> Task prompt
Each record must come back unchanged in your answer, stripped of its images.

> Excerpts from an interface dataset
—————

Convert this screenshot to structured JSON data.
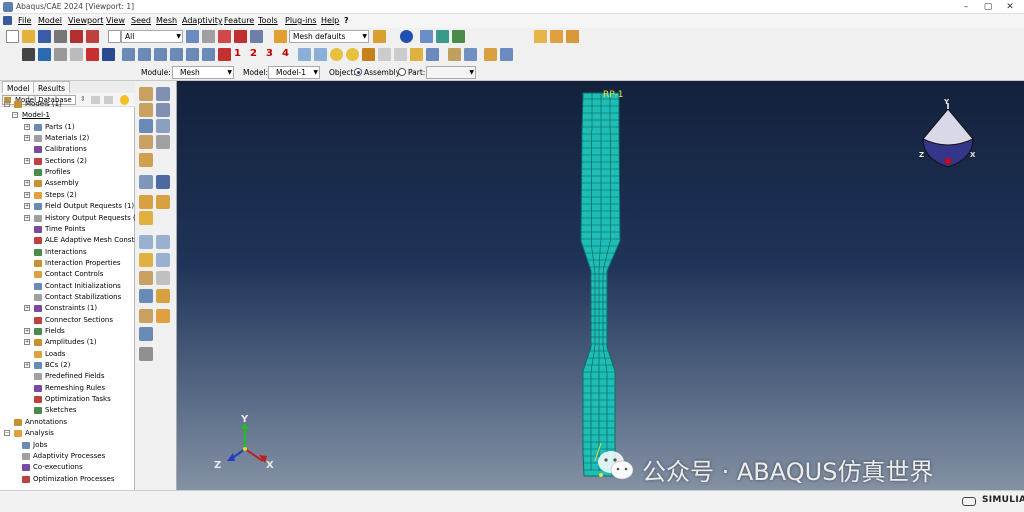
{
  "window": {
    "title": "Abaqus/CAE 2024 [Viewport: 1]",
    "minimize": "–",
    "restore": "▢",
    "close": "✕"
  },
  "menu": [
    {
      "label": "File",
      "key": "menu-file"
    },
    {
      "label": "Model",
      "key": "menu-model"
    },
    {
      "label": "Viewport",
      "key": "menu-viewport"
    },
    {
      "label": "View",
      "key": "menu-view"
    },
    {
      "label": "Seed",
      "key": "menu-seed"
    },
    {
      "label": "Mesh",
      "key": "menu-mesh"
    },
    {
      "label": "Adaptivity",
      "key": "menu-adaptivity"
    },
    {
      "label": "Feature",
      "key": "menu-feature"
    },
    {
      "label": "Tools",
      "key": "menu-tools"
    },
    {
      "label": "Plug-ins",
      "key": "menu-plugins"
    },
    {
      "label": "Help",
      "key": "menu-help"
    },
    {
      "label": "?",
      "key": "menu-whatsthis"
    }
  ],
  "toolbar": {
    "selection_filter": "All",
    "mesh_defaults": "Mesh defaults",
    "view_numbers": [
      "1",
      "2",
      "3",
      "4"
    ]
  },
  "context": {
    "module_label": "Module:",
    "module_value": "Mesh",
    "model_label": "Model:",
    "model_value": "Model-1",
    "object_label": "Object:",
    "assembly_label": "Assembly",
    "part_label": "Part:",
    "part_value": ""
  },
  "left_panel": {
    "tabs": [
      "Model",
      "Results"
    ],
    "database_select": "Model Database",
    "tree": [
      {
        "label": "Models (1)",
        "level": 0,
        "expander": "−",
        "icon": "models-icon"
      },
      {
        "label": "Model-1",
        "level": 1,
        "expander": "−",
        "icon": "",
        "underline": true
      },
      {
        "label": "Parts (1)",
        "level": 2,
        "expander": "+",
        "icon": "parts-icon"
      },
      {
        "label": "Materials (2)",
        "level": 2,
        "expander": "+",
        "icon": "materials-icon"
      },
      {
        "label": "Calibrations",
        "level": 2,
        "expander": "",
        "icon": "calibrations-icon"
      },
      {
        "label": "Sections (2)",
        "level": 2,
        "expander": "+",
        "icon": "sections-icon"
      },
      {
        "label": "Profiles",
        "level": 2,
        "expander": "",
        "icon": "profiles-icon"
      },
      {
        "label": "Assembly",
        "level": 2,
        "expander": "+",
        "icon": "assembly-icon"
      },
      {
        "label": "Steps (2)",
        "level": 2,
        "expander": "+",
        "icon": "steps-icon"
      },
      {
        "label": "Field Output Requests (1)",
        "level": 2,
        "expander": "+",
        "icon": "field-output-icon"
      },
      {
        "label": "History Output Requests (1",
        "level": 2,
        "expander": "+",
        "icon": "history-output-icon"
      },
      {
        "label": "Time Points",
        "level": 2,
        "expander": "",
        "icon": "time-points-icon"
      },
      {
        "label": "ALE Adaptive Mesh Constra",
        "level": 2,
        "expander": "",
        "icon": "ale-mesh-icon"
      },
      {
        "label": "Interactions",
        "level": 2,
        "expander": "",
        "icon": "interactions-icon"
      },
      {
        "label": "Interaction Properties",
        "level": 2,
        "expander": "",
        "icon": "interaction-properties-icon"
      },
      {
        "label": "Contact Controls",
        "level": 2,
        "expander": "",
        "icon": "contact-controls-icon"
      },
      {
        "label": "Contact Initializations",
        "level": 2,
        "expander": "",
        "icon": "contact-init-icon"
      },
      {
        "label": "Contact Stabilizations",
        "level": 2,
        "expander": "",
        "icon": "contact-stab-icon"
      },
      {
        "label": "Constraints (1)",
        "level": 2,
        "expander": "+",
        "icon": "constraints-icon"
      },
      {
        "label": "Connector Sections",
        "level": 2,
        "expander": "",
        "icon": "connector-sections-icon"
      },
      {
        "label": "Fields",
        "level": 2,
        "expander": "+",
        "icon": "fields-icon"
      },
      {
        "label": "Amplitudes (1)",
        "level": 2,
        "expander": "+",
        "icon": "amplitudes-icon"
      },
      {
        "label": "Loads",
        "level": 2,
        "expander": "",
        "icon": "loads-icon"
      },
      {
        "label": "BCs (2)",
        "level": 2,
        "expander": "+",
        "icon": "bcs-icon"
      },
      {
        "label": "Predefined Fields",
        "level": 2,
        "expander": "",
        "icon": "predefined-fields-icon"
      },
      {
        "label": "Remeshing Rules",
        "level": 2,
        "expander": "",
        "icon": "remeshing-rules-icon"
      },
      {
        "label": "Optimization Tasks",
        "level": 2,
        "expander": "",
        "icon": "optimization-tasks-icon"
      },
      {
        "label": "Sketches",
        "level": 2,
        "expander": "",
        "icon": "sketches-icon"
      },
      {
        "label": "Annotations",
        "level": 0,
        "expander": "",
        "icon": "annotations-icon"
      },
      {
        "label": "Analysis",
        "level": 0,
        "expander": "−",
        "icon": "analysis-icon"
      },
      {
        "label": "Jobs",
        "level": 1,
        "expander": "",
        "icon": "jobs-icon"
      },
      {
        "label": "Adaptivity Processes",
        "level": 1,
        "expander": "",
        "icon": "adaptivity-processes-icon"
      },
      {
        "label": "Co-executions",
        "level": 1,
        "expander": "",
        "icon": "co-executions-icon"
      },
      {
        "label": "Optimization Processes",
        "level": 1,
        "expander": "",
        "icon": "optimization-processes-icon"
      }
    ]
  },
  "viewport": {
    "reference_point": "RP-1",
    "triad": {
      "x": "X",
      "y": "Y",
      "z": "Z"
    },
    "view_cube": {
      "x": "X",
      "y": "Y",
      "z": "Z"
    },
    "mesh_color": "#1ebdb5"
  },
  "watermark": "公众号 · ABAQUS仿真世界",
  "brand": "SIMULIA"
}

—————

> Exercise result
Convert this screenshot to structured JSON data.
{
  "window": {
    "title": "Abaqus/CAE 2024 [Viewport: 1]",
    "minimize": "–",
    "restore": "▢",
    "close": "✕"
  },
  "menu": [
    {
      "label": "File",
      "key": "menu-file"
    },
    {
      "label": "Model",
      "key": "menu-model"
    },
    {
      "label": "Viewport",
      "key": "menu-viewport"
    },
    {
      "label": "View",
      "key": "menu-view"
    },
    {
      "label": "Seed",
      "key": "menu-seed"
    },
    {
      "label": "Mesh",
      "key": "menu-mesh"
    },
    {
      "label": "Adaptivity",
      "key": "menu-adaptivity"
    },
    {
      "label": "Feature",
      "key": "menu-feature"
    },
    {
      "label": "Tools",
      "key": "menu-tools"
    },
    {
      "label": "Plug-ins",
      "key": "menu-plugins"
    },
    {
      "label": "Help",
      "key": "menu-help"
    },
    {
      "label": "?",
      "key": "menu-whatsthis"
    }
  ],
  "toolbar": {
    "selection_filter": "All",
    "mesh_defaults": "Mesh defaults",
    "view_numbers": [
      "1",
      "2",
      "3",
      "4"
    ]
  },
  "context": {
    "module_label": "Module:",
    "module_value": "Mesh",
    "model_label": "Model:",
    "model_value": "Model-1",
    "object_label": "Object:",
    "assembly_label": "Assembly",
    "part_label": "Part:",
    "part_value": ""
  },
  "left_panel": {
    "tabs": [
      "Model",
      "Results"
    ],
    "database_select": "Model Database",
    "tree": [
      {
        "label": "Models (1)",
        "level": 0,
        "expander": "−",
        "icon": "models-icon"
      },
      {
        "label": "Model-1",
        "level": 1,
        "expander": "−",
        "icon": "",
        "underline": true
      },
      {
        "label": "Parts (1)",
        "level": 2,
        "expander": "+",
        "icon": "parts-icon"
      },
      {
        "label": "Materials (2)",
        "level": 2,
        "expander": "+",
        "icon": "materials-icon"
      },
      {
        "label": "Calibrations",
        "level": 2,
        "expander": "",
        "icon": "calibrations-icon"
      },
      {
        "label": "Sections (2)",
        "level": 2,
        "expander": "+",
        "icon": "sections-icon"
      },
      {
        "label": "Profiles",
        "level": 2,
        "expander": "",
        "icon": "profiles-icon"
      },
      {
        "label": "Assembly",
        "level": 2,
        "expander": "+",
        "icon": "assembly-icon"
      },
      {
        "label": "Steps (2)",
        "level": 2,
        "expander": "+",
        "icon": "steps-icon"
      },
      {
        "label": "Field Output Requests (1)",
        "level": 2,
        "expander": "+",
        "icon": "field-output-icon"
      },
      {
        "label": "History Output Requests (1",
        "level": 2,
        "expander": "+",
        "icon": "history-output-icon"
      },
      {
        "label": "Time Points",
        "level": 2,
        "expander": "",
        "icon": "time-points-icon"
      },
      {
        "label": "ALE Adaptive Mesh Constra",
        "level": 2,
        "expander": "",
        "icon": "ale-mesh-icon"
      },
      {
        "label": "Interactions",
        "level": 2,
        "expander": "",
        "icon": "interactions-icon"
      },
      {
        "label": "Interaction Properties",
        "level": 2,
        "expander": "",
        "icon": "interaction-properties-icon"
      },
      {
        "label": "Contact Controls",
        "level": 2,
        "expander": "",
        "icon": "contact-controls-icon"
      },
      {
        "label": "Contact Initializations",
        "level": 2,
        "expander": "",
        "icon": "contact-init-icon"
      },
      {
        "label": "Contact Stabilizations",
        "level": 2,
        "expander": "",
        "icon": "contact-stab-icon"
      },
      {
        "label": "Constraints (1)",
        "level": 2,
        "expander": "+",
        "icon": "constraints-icon"
      },
      {
        "label": "Connector Sections",
        "level": 2,
        "expander": "",
        "icon": "connector-sections-icon"
      },
      {
        "label": "Fields",
        "level": 2,
        "expander": "+",
        "icon": "fields-icon"
      },
      {
        "label": "Amplitudes (1)",
        "level": 2,
        "expander": "+",
        "icon": "amplitudes-icon"
      },
      {
        "label": "Loads",
        "level": 2,
        "expander": "",
        "icon": "loads-icon"
      },
      {
        "label": "BCs (2)",
        "level": 2,
        "expander": "+",
        "icon": "bcs-icon"
      },
      {
        "label": "Predefined Fields",
        "level": 2,
        "expander": "",
        "icon": "predefined-fields-icon"
      },
      {
        "label": "Remeshing Rules",
        "level": 2,
        "expander": "",
        "icon": "remeshing-rules-icon"
      },
      {
        "label": "Optimization Tasks",
        "level": 2,
        "expander": "",
        "icon": "optimization-tasks-icon"
      },
      {
        "label": "Sketches",
        "level": 2,
        "expander": "",
        "icon": "sketches-icon"
      },
      {
        "label": "Annotations",
        "level": 0,
        "expander": "",
        "icon": "annotations-icon"
      },
      {
        "label": "Analysis",
        "level": 0,
        "expander": "−",
        "icon": "analysis-icon"
      },
      {
        "label": "Jobs",
        "level": 1,
        "expander": "",
        "icon": "jobs-icon"
      },
      {
        "label": "Adaptivity Processes",
        "level": 1,
        "expander": "",
        "icon": "adaptivity-processes-icon"
      },
      {
        "label": "Co-executions",
        "level": 1,
        "expander": "",
        "icon": "co-executions-icon"
      },
      {
        "label": "Optimization Processes",
        "level": 1,
        "expander": "",
        "icon": "optimization-processes-icon"
      }
    ]
  },
  "viewport": {
    "reference_point": "RP-1",
    "triad": {
      "x": "X",
      "y": "Y",
      "z": "Z"
    },
    "view_cube": {
      "x": "X",
      "y": "Y",
      "z": "Z"
    },
    "mesh_color": "#1ebdb5"
  },
  "watermark": "公众号 · ABAQUS仿真世界",
  "brand": "SIMULIA"
}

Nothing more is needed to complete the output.